The method employed by Marianne Heske would become a popular form of expression within contemporary art in subsequent decades : to cite only two well- known examples, artists such as Simon Starling or Jens Haaning were seen to use the displacement of objects to generate forms. Yet these two artists, some twenty years later, work within a very different context, marked by economic globalization : from the beginning of the nineties, the pattern of « flow » dominated the global imagination, and it comes in many different forms, from international transport to the transfer of capital, and also including immigration, travel and the internet. The theme of voyage, that permeates Marianne Heske’s video paintings just as it does her « Project Gjerdeloa », subtly anticipates the problematics of the following decade.
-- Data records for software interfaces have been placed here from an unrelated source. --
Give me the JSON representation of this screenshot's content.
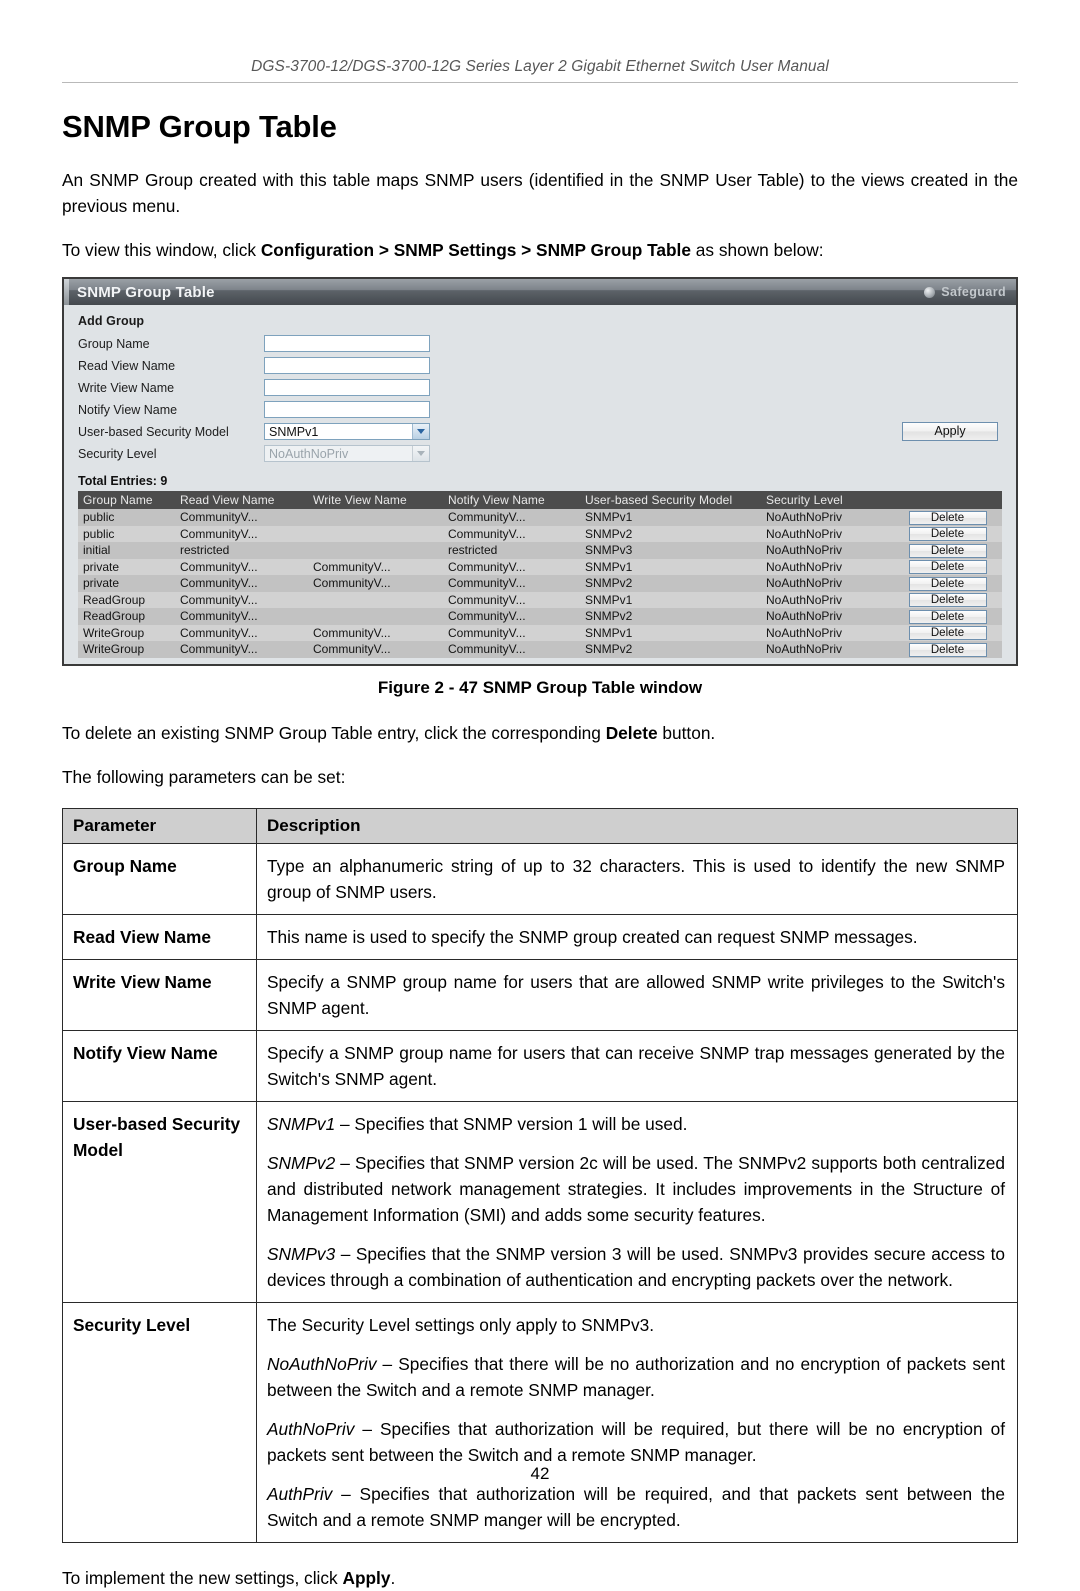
{
  "header": {
    "running_title": "DGS-3700-12/DGS-3700-12G Series Layer 2 Gigabit Ethernet Switch User Manual"
  },
  "page_title": "SNMP Group Table",
  "intro": {
    "paragraph1": "An SNMP Group created with this table maps SNMP users (identified in the SNMP User Table) to the views created in the previous menu.",
    "nav_prefix": "To view this window, click ",
    "nav_path": "Configuration > SNMP Settings > SNMP Group Table",
    "nav_suffix": " as shown below:"
  },
  "switch_ui": {
    "window_title": "SNMP Group Table",
    "safeguard_label": "Safeguard",
    "section_label": "Add Group",
    "fields": [
      {
        "label": "Group Name",
        "value": "",
        "type": "text"
      },
      {
        "label": "Read View Name",
        "value": "",
        "type": "text"
      },
      {
        "label": "Write View Name",
        "value": "",
        "type": "text"
      },
      {
        "label": "Notify View Name",
        "value": "",
        "type": "text"
      },
      {
        "label": "User-based Security Model",
        "value": "SNMPv1",
        "type": "select"
      },
      {
        "label": "Security Level",
        "value": "NoAuthNoPriv",
        "type": "select-disabled"
      }
    ],
    "apply_label": "Apply",
    "total_entries_label": "Total Entries: 9",
    "grid_headers": [
      "Group Name",
      "Read View Name",
      "Write View Name",
      "Notify View Name",
      "User-based Security Model",
      "Security Level",
      ""
    ],
    "delete_label": "Delete",
    "grid_rows": [
      {
        "group": "public",
        "read": "CommunityV...",
        "write": "",
        "notify": "CommunityV...",
        "model": "SNMPv1",
        "level": "NoAuthNoPriv"
      },
      {
        "group": "public",
        "read": "CommunityV...",
        "write": "",
        "notify": "CommunityV...",
        "model": "SNMPv2",
        "level": "NoAuthNoPriv"
      },
      {
        "group": "initial",
        "read": "restricted",
        "write": "",
        "notify": "restricted",
        "model": "SNMPv3",
        "level": "NoAuthNoPriv"
      },
      {
        "group": "private",
        "read": "CommunityV...",
        "write": "CommunityV...",
        "notify": "CommunityV...",
        "model": "SNMPv1",
        "level": "NoAuthNoPriv"
      },
      {
        "group": "private",
        "read": "CommunityV...",
        "write": "CommunityV...",
        "notify": "CommunityV...",
        "model": "SNMPv2",
        "level": "NoAuthNoPriv"
      },
      {
        "group": "ReadGroup",
        "read": "CommunityV...",
        "write": "",
        "notify": "CommunityV...",
        "model": "SNMPv1",
        "level": "NoAuthNoPriv"
      },
      {
        "group": "ReadGroup",
        "read": "CommunityV...",
        "write": "",
        "notify": "CommunityV...",
        "model": "SNMPv2",
        "level": "NoAuthNoPriv"
      },
      {
        "group": "WriteGroup",
        "read": "CommunityV...",
        "write": "CommunityV...",
        "notify": "CommunityV...",
        "model": "SNMPv1",
        "level": "NoAuthNoPriv"
      },
      {
        "group": "WriteGroup",
        "read": "CommunityV...",
        "write": "CommunityV...",
        "notify": "CommunityV...",
        "model": "SNMPv2",
        "level": "NoAuthNoPriv"
      }
    ]
  },
  "figure_caption": "Figure 2 - 47 SNMP Group Table window",
  "after_figure": {
    "delete_prefix": "To delete an existing SNMP Group Table entry, click the corresponding ",
    "delete_bold": "Delete",
    "delete_suffix": " button.",
    "params_intro": "The following parameters can be set:"
  },
  "param_table": {
    "header_parameter": "Parameter",
    "header_description": "Description",
    "rows": [
      {
        "name": "Group Name",
        "paragraphs": [
          {
            "text": "Type an alphanumeric string of up to 32 characters. This is used to identify the new SNMP group of SNMP users."
          }
        ]
      },
      {
        "name": "Read View Name",
        "paragraphs": [
          {
            "text": "This name is used to specify the SNMP group created can request SNMP messages."
          }
        ]
      },
      {
        "name": "Write View Name",
        "paragraphs": [
          {
            "text": "Specify a SNMP group name for users that are allowed SNMP write privileges to the Switch's SNMP agent."
          }
        ]
      },
      {
        "name": "Notify View Name",
        "paragraphs": [
          {
            "text": "Specify a SNMP group name for users that can receive SNMP trap messages generated by the Switch's SNMP agent."
          }
        ]
      },
      {
        "name": "User-based Security Model",
        "paragraphs": [
          {
            "term": "SNMPv1",
            "text": " – Specifies that SNMP version 1 will be used."
          },
          {
            "term": "SNMPv2",
            "text": " – Specifies that SNMP version 2c will be used. The SNMPv2 supports both centralized and distributed network management strategies. It includes improvements in the Structure of Management Information (SMI) and adds some security features."
          },
          {
            "term": "SNMPv3",
            "text": " – Specifies that the SNMP version 3 will be used. SNMPv3 provides secure access to devices through a combination of authentication and encrypting packets over the network."
          }
        ]
      },
      {
        "name": "Security Level",
        "paragraphs": [
          {
            "text": "The Security Level settings only apply to SNMPv3."
          },
          {
            "term": "NoAuthNoPriv",
            "text": " – Specifies that there will be no authorization and no encryption of packets sent between the Switch and a remote SNMP manager."
          },
          {
            "term": "AuthNoPriv",
            "text": " – Specifies that authorization will be required, but there will be no encryption of packets sent between the Switch and a remote SNMP manager."
          },
          {
            "term": "AuthPriv",
            "text": " – Specifies that authorization will be required, and that packets sent between the Switch and a remote SNMP manger will be encrypted."
          }
        ]
      }
    ]
  },
  "closing": {
    "prefix": "To implement the new settings, click ",
    "bold": "Apply",
    "suffix": "."
  },
  "page_number": "42"
}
Yet until this point Heske was not widely known for this because she neither systematized the procedure in question, nor did she wish to fully exploit its conceptual consequences, opting to remain faithful to the ceremony of an inaugural gesture—applying a systematic gestural spirit onto the figure of the doll, as we will see later on.

Interestingly, « Shedboatshed » (2005) by Simon Starling reproduced the same circularity as what we find in « Project Gjerdeloa »: in deconstructing a wooden boat on which he traveled to Basel on the Rhine river, the Scottish artist then restores its original shape for an exhibition, before reinstalling it where he had found it. As for the Danish artist Jens Haanning, he also practices this kind of an exchange, or rather the substitution of objects, as a method of creating relationships between diverging realities. Thus a neon tube from an exhibition space in Copenhagen, reappears on the ceiling of the Luther King grocery store in Houston, Texas (Copenhagen-Texas, 1999). On another occasion, he exchanges a chair from his gallery with a chair from the Klub Diplomat, a place where foreigners gather in Copenhagen. Regular objects are thus displaced and function as reverse readymades : the manufactured object doesn’t change its status, but constitutes a twinning ; it puts two spaces in relation to one another, thus creating a space that becomes the actual form of the work, namely one space between two places, a give and take between two situations, an aspect which one finds in numerous contemporary art works.  Rirkrit Tiravanija thus recreated the dimensions of his New York apartment inside the Kunstverein in Cologne, Maurizio Cattelan exhibited at the De Appel Foundation the stolen goods from a burglary that took place down the block, and Pierre Huyghe works on the distance that separates a real experience from a Hollywood fiction.  The concrete representation of the distance between remote locations has become a major aspect in contemporary art, and one finds it in an unprocessed state in the « Project Gjerdeloa ».

Nonetheless it is a simple doll’s head from the twenties that she accidentally came across in Paris fifty years later, that would become a central element in the work of Marianne Heske. For her, this banal and impersonal toy represented the anonymous individual in the era of mass production, and the dialectic between repetition and singularity. « Avalanche » (1993) is another powerful work that symbolises the infinite fall of bodies in a crowd, while also echoing the essence of her video works, the effect of a tiny detail of the image combined with an overall saturation of colors. The work still relates to an « extraction of the anti-body of the image » as Pierre Restany wrote. The series « Mountains of the Mind » reveals mental landscapes filtered by the effects of video, which confirms the mountain form as the exact inverse of the infinite and sudden downfall symbolised in the installations that Heske has created with the heads of dolls. Singular, overpowering blocks of solarised color, the Heskian mountains create an absolute, thus an antidote to the social pixellisation of the dolls. The installation « Avalanche » reveals color that is disseminated and defracted, whereas the filmed mountains in video form affirm the concentrated color, pushed to the limit. The individual, in order to resist social serialization, must become a rocky peak, a solid mass.

As far as the artist is concerned, she presents herself as this miniscule habitat, in the heights of Tafjord, which puts into play a give and take between these two worlds.